(Updates with China, Europe manufacturing in sixth paragraph.)
July 1 (Bloomberg) -- U.S. manufacturing probably expanded in June at a slower pace as shortages of parts and components from Japan prompted factories to limit production.
The Institute for Supply Management’s manufacturing index fell to 52 last month, the lowest level since August 2009, from 53.5 in May, according to the median estimate of 77 economists surveyed by Bloomberg News. Figures greater than 50 signal expansion. Another report may show dimmer job prospects and pricier goods weighed on consumer sentiment in June.
The slowdown in manufacturing, tied to the March earthquake and tsunami in Japan, may reverse as supplies and auto components flow from that nation’s factories to the U.S. Federal Reserve officials said last week that the “temporary” restraint on American production will abate, setting the stage for a pickup in the industry and the economy through year’s end.
“We’ve likely seen the low point in the first half of the year, which partly reflects the supply-chain disruption from Japan,” said Sal Guatieri, a senior economist at BMO Capital Markets in Toronto. “We should see a rebound in manufacturing activity and hopefully employment, which will spur a modest pickup in consumer spending and economic growth.”
The Tempe, Arizona-based ISM will release the figures at 10 a.m. today New York time. Estimates ranged from 49 to 55.
Asia to Europe
Other figures today showed manufacturing growth is slowing from China to Europe. China’s factory index fell in June to the lowest level since February 2009, while in the 17-nation euro area, a gauge slipped to an 18-month low. German manufacturing expanded at the weakest pace in 17 months, while Italy, Ireland, Spain and Greece contracted.
At 9:55 a.m., the Thomson Reuters/University of Michigan’s final survey of U.S. consumer sentiment for June is projected to show households were less optimistic. Economists forecast a decline to 72 from a May reading of 74.3, according to the Bloomberg survey. The preliminary June index was 71.8.
A Commerce Department report at 10 a.m. may show construction spending cooled in May as homebuilders compete with growing inventory of previously owned properties.
Figures yesterday from the Institute for Supply Management- Chicago indicated the automobile industry improved by the end of June. The group’s business barometer climbed to 61.1 from May’s 56.6 as orders and production picked up.
Economists watch the index for an early reading on the national manufacturing outlook.
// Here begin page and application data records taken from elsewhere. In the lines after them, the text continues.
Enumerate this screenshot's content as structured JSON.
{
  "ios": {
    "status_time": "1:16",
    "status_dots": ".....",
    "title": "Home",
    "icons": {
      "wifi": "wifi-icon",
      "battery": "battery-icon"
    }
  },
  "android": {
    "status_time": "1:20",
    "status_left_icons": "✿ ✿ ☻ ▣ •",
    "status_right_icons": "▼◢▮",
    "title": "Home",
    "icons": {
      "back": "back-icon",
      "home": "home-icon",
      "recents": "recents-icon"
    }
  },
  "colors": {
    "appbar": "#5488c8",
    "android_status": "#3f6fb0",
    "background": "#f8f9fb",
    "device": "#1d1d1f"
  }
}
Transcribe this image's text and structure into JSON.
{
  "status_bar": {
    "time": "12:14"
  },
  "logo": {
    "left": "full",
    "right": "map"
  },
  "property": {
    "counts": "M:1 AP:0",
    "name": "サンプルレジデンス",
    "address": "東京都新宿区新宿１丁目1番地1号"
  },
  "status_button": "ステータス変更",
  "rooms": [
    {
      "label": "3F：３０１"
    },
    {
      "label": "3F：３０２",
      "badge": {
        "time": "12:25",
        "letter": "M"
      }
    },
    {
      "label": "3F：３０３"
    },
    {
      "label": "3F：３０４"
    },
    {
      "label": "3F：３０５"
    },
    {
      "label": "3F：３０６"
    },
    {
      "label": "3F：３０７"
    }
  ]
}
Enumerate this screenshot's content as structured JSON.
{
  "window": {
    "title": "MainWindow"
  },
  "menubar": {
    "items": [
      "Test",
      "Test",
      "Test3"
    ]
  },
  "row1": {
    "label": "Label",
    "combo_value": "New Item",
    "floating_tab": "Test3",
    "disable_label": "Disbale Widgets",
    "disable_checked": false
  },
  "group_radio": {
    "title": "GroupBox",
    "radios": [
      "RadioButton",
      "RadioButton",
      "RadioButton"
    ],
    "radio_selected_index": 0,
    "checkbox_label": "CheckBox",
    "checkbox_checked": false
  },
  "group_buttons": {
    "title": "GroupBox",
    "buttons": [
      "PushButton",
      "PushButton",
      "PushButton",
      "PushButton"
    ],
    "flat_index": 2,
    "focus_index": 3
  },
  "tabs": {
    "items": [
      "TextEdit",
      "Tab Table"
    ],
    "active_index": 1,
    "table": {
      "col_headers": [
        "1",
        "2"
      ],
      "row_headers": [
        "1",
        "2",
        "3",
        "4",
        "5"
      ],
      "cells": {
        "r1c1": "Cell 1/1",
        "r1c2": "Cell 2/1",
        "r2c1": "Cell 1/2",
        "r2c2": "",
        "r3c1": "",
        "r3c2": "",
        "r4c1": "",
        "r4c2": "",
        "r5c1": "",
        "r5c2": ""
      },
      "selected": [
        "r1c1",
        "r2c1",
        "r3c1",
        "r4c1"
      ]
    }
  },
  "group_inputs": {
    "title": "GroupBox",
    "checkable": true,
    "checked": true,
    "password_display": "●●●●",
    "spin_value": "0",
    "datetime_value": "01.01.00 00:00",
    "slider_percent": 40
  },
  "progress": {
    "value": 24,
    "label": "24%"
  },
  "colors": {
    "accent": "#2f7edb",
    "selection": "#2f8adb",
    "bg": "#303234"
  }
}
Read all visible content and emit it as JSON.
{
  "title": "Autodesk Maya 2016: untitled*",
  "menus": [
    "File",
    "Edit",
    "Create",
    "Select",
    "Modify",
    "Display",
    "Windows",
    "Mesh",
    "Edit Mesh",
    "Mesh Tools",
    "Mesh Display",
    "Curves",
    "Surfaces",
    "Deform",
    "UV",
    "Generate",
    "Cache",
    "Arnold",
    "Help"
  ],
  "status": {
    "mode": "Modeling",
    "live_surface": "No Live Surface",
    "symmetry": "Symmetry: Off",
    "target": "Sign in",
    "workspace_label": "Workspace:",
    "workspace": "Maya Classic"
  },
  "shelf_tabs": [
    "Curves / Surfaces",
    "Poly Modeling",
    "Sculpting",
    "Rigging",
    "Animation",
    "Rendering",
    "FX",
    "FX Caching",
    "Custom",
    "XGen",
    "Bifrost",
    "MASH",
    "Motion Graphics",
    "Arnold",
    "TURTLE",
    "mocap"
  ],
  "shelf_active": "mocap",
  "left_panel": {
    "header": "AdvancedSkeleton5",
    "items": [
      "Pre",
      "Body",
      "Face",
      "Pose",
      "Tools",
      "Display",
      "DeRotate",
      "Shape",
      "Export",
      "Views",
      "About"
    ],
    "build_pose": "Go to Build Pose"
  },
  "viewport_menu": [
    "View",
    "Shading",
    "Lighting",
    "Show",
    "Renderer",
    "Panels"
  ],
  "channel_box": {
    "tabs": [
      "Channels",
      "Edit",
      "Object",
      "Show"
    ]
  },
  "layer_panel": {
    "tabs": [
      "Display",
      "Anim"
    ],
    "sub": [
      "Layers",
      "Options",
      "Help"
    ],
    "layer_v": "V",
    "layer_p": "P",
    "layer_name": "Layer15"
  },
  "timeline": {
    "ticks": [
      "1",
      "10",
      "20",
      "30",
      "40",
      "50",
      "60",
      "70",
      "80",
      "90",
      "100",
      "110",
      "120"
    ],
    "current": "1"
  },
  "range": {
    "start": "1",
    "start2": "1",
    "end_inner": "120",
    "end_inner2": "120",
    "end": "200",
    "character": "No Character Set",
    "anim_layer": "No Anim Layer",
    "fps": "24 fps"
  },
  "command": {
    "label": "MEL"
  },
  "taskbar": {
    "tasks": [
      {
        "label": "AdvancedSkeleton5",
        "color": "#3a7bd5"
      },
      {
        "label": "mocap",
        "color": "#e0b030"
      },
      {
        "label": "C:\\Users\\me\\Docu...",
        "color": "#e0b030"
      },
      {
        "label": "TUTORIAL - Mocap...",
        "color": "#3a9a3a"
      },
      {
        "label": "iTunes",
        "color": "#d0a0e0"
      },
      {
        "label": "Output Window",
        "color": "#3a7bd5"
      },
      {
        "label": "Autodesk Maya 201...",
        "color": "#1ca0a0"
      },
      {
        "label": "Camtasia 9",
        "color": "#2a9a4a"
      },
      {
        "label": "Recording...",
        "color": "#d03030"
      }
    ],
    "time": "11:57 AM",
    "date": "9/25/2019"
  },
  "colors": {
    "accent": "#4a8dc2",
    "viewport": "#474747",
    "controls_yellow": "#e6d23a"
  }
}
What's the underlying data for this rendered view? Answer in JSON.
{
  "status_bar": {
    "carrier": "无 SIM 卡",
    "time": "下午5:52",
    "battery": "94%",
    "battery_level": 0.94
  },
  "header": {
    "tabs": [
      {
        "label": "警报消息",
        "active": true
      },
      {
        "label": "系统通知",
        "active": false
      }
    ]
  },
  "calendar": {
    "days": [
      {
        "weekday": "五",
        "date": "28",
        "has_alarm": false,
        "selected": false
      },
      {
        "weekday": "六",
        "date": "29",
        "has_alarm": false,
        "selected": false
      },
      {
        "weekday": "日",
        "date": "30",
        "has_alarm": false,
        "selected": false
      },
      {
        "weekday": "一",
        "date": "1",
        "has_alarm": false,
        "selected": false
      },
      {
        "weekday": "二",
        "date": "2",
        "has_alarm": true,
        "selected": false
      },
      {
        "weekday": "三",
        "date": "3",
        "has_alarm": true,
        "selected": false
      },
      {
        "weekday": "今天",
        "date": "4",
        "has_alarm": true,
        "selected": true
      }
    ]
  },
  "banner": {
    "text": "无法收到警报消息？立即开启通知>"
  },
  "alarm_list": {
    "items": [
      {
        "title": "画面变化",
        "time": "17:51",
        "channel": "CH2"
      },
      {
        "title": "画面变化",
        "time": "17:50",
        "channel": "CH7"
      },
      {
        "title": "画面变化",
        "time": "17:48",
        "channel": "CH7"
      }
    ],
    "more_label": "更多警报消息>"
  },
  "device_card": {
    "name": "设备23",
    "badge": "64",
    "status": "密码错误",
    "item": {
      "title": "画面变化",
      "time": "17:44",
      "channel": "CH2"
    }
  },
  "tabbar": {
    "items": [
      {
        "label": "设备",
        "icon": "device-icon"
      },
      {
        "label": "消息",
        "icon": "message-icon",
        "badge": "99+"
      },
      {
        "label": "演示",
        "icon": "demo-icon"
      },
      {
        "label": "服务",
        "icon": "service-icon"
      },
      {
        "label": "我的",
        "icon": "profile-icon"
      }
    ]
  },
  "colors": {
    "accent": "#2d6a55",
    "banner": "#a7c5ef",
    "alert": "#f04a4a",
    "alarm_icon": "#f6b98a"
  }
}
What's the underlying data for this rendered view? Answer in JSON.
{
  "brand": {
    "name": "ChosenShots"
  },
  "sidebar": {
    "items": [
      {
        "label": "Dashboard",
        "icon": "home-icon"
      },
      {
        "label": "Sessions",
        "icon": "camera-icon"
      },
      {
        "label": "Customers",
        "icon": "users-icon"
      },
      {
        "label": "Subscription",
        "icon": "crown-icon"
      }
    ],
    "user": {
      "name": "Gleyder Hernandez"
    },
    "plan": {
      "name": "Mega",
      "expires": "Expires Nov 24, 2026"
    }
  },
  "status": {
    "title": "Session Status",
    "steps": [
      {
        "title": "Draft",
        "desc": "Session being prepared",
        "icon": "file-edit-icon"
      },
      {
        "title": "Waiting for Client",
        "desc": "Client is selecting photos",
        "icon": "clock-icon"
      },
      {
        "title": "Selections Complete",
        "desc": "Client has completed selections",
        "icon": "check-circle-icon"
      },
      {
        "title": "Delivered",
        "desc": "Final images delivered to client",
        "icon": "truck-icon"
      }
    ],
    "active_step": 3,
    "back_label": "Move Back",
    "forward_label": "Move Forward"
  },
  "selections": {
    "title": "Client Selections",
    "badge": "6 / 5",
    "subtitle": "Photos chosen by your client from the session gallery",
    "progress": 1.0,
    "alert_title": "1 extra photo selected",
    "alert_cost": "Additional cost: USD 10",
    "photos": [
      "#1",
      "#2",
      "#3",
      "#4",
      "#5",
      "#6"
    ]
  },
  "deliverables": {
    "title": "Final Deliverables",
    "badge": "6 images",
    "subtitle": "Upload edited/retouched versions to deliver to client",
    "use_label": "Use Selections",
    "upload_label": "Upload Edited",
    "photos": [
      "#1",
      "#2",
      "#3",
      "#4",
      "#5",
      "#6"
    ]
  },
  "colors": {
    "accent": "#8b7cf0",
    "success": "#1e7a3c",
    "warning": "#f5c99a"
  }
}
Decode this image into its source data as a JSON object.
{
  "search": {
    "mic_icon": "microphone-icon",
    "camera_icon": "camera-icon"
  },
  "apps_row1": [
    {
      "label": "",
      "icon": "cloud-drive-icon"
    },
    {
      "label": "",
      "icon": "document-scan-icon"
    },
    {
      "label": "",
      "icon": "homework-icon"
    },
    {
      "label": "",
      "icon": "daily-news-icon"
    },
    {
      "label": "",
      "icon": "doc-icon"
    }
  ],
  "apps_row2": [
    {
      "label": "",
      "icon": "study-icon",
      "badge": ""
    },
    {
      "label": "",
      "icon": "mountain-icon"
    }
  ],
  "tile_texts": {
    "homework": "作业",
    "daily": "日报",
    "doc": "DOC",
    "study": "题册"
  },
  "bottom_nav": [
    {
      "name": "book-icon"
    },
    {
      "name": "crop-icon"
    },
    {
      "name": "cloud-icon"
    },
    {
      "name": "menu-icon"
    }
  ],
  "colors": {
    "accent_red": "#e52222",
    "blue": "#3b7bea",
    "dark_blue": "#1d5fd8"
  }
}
The Chicago group says its membership includes both factories and service providers, making the gauge a measure of overall growth.
The report was at odds with data showing manufacturing in the regions covered by the Federal Reserve Banks of Philadelphia and New York unexpectedly shrank in June.
A shortage of Japanese-made vehicles after the March natural disaster also led companies to offer smaller discounts, deterring buyers. Cars and light trucks sold at an 11.8 million annual rate, the slowest since September and down from a 13.1 million pace a month earlier, according to researcher Autodata Corp.
Fed policy makers attributed some of the slowdown in the first half of the year to “factors that are likely to be temporary.” They lowered projections for economic growth this year to 2.7 percent to 2.9 percent, down from forecasts of 3.1 percent to 3.3 percent in April.
Bernanke on Manufacturing
“The effects of the Japanese disaster on manufacturing output are likely to dissipate in coming months,” Fed Chairman Ben S. Bernanke told reporters on June 22 after the Fed’s two- day policy meeting.
Reports last month suggest a recovery may already be at hand. U.S. factory output climbed 0.4 percent in May on rising demand for machinery and computers, Fed data showed June 15. Autos and parts production fell 1.5 percent compared with a 6.5 percent plunge in April.
In Japan, industrial output increased in May by the most since 1953, led by carmakers that restored operations, government figures showed June 29.
FedEx Corp., operator of the world’s biggest cargo airline, is among companies projecting business will improve. The Memphis, Tennessee-based carrier this week forecast full-year earnings that may top analysts’ estimates as demand climbs.
“The near-term softness in the economy will be temporary as fuel prices have retreated from their April highs and the Japanese economy recovers,” Frederick Smith, chairman and chief executive officer of FedEx, said on a June 22 conference call. “The industrial sector will lead growth in the U.S. and overseas in the next two years, supporting shipping demand.”
Manufacturing shares have outpaced the broader market over the past year. The Standard & Poor’s Supercomposite Machinery Index, made up of 54 companies including Caterpillar Inc., Deere & Co. and Cummins Inc., has climbed 55 percent in the year ended June 30 through yesterday, compared with a 28 percent increase for the broader S&P 500 Index.
--With assistance from Alex Tanzi in Washington. Editors: Vince Golle, Kevin Costelloe
To contact the reporter on this story: Alex Kowalski in Washington at email@example.com
To contact the editor responsible for this story: Christopher Wellisz at firstname.lastname@example.org